# Task to complete:
The records come next. Copy all of them exactly.
★ ★ ★
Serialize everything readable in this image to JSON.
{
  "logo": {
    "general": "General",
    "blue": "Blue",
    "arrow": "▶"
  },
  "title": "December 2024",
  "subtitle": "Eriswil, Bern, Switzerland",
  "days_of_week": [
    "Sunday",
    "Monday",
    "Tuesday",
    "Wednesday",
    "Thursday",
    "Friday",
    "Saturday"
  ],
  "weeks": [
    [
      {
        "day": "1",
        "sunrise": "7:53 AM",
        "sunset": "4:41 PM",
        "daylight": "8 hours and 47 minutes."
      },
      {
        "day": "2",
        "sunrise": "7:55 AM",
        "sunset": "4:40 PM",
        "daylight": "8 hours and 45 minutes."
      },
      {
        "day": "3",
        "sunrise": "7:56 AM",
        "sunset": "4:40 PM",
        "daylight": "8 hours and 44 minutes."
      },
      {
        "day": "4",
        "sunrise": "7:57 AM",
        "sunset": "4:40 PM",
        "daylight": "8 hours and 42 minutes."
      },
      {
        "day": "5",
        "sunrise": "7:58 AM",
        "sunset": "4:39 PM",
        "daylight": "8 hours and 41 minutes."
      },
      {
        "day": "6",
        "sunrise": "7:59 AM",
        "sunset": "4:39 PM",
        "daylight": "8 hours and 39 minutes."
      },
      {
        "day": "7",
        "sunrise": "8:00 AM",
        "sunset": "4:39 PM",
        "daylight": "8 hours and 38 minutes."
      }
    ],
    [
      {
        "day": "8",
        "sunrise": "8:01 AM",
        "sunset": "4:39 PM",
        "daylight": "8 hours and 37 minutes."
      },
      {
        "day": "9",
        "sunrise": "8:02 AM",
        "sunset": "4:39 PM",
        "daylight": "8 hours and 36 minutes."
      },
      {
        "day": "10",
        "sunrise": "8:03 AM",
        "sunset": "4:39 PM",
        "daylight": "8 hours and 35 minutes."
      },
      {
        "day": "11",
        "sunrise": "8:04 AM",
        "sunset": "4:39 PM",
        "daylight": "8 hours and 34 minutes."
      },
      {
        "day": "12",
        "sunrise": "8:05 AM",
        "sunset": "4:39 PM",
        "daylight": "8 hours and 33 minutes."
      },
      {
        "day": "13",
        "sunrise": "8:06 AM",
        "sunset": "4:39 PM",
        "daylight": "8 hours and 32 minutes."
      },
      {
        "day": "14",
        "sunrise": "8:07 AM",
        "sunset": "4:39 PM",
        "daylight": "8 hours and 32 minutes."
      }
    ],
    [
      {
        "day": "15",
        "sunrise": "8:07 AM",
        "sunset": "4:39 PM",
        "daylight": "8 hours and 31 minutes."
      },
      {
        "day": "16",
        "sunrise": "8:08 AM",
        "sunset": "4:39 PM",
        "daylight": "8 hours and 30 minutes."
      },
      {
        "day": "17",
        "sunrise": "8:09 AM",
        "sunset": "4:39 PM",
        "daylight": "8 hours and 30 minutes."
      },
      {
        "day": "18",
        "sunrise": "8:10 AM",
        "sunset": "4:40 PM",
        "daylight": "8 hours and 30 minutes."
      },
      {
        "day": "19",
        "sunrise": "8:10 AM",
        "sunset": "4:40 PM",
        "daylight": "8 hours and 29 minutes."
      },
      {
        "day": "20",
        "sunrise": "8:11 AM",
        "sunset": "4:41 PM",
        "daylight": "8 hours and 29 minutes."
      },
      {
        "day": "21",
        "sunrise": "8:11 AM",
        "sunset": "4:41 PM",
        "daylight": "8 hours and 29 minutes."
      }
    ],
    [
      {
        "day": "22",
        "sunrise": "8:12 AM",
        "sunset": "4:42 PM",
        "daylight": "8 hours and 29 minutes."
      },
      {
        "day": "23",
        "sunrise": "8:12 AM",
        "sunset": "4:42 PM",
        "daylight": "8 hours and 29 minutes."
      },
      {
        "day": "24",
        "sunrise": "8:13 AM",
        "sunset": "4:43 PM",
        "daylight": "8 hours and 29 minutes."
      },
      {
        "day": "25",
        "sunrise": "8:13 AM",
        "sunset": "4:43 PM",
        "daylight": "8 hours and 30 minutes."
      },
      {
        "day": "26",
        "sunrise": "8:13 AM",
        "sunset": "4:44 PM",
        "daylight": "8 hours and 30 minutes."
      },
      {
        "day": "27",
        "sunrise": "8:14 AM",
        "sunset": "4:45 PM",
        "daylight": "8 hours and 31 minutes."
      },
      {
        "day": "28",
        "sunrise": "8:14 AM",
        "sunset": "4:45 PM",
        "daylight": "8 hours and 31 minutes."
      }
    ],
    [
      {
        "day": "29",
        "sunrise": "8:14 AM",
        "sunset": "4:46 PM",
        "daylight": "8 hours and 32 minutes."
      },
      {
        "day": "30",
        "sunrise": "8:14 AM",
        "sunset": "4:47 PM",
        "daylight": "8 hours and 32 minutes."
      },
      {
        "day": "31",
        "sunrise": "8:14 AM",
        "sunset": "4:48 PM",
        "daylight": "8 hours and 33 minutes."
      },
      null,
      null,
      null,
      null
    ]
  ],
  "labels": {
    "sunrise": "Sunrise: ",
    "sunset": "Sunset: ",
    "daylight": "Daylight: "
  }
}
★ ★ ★
# Your solution:
Serialize everything readable in this image to JSON.
{
  "logo": {
    "general": "General",
    "blue": "Blue",
    "arrow": "▶"
  },
  "title": "December 2024",
  "subtitle": "Eriswil, Bern, Switzerland",
  "days_of_week": [
    "Sunday",
    "Monday",
    "Tuesday",
    "Wednesday",
    "Thursday",
    "Friday",
    "Saturday"
  ],
  "weeks": [
    [
      {
        "day": "1",
        "sunrise": "7:53 AM",
        "sunset": "4:41 PM",
        "daylight": "8 hours and 47 minutes."
      },
      {
        "day": "2",
        "sunrise": "7:55 AM",
        "sunset": "4:40 PM",
        "daylight": "8 hours and 45 minutes."
      },
      {
        "day": "3",
        "sunrise": "7:56 AM",
        "sunset": "4:40 PM",
        "daylight": "8 hours and 44 minutes."
      },
      {
        "day": "4",
        "sunrise": "7:57 AM",
        "sunset": "4:40 PM",
        "daylight": "8 hours and 42 minutes."
      },
      {
        "day": "5",
        "sunrise": "7:58 AM",
        "sunset": "4:39 PM",
        "daylight": "8 hours and 41 minutes."
      },
      {
        "day": "6",
        "sunrise": "7:59 AM",
        "sunset": "4:39 PM",
        "daylight": "8 hours and 39 minutes."
      },
      {
        "day": "7",
        "sunrise": "8:00 AM",
        "sunset": "4:39 PM",
        "daylight": "8 hours and 38 minutes."
      }
    ],
    [
      {
        "day": "8",
        "sunrise": "8:01 AM",
        "sunset": "4:39 PM",
        "daylight": "8 hours and 37 minutes."
      },
      {
        "day": "9",
        "sunrise": "8:02 AM",
        "sunset": "4:39 PM",
        "daylight": "8 hours and 36 minutes."
      },
      {
        "day": "10",
        "sunrise": "8:03 AM",
        "sunset": "4:39 PM",
        "daylight": "8 hours and 35 minutes."
      },
      {
        "day": "11",
        "sunrise": "8:04 AM",
        "sunset": "4:39 PM",
        "daylight": "8 hours and 34 minutes."
      },
      {
        "day": "12",
        "sunrise": "8:05 AM",
        "sunset": "4:39 PM",
        "daylight": "8 hours and 33 minutes."
      },
      {
        "day": "13",
        "sunrise": "8:06 AM",
        "sunset": "4:39 PM",
        "daylight": "8 hours and 32 minutes."
      },
      {
        "day": "14",
        "sunrise": "8:07 AM",
        "sunset": "4:39 PM",
        "daylight": "8 hours and 32 minutes."
      }
    ],
    [
      {
        "day": "15",
        "sunrise": "8:07 AM",
        "sunset": "4:39 PM",
        "daylight": "8 hours and 31 minutes."
      },
      {
        "day": "16",
        "sunrise": "8:08 AM",
        "sunset": "4:39 PM",
        "daylight": "8 hours and 30 minutes."
      },
      {
        "day": "17",
        "sunrise": "8:09 AM",
        "sunset": "4:39 PM",
        "daylight": "8 hours and 30 minutes."
      },
      {
        "day": "18",
        "sunrise": "8:10 AM",
        "sunset": "4:40 PM",
        "daylight": "8 hours and 30 minutes."
      },
      {
        "day": "19",
        "sunrise": "8:10 AM",
        "sunset": "4:40 PM",
        "daylight": "8 hours and 29 minutes."
      },
      {
        "day": "20",
        "sunrise": "8:11 AM",
        "sunset": "4:41 PM",
        "daylight": "8 hours and 29 minutes."
      },
      {
        "day": "21",
        "sunrise": "8:11 AM",
        "sunset": "4:41 PM",
        "daylight": "8 hours and 29 minutes."
      }
    ],
    [
      {
        "day": "22",
        "sunrise": "8:12 AM",
        "sunset": "4:42 PM",
        "daylight": "8 hours and 29 minutes."
      },
      {
        "day": "23",
        "sunrise": "8:12 AM",
        "sunset": "4:42 PM",
        "daylight": "8 hours and 29 minutes."
      },
      {
        "day": "24",
        "sunrise": "8:13 AM",
        "sunset": "4:43 PM",
        "daylight": "8 hours and 29 minutes."
      },
      {
        "day": "25",
        "sunrise": "8:13 AM",
        "sunset": "4:43 PM",
        "daylight": "8 hours and 30 minutes."
      },
      {
        "day": "26",
        "sunrise": "8:13 AM",
        "sunset": "4:44 PM",
        "daylight": "8 hours and 30 minutes."
      },
      {
        "day": "27",
        "sunrise": "8:14 AM",
        "sunset": "4:45 PM",
        "daylight": "8 hours and 31 minutes."
      },
      {
        "day": "28",
        "sunrise": "8:14 AM",
        "sunset": "4:45 PM",
        "daylight": "8 hours and 31 minutes."
      }
    ],
    [
      {
        "day": "29",
        "sunrise": "8:14 AM",
        "sunset": "4:46 PM",
        "daylight": "8 hours and 32 minutes."
      },
      {
        "day": "30",
        "sunrise": "8:14 AM",
        "sunset": "4:47 PM",
        "daylight": "8 hours and 32 minutes."
      },
      {
        "day": "31",
        "sunrise": "8:14 AM",
        "sunset": "4:48 PM",
        "daylight": "8 hours and 33 minutes."
      },
      null,
      null,
      null,
      null
    ]
  ],
  "labels": {
    "sunrise": "Sunrise: ",
    "sunset": "Sunset: ",
    "daylight": "Daylight: "
  }
}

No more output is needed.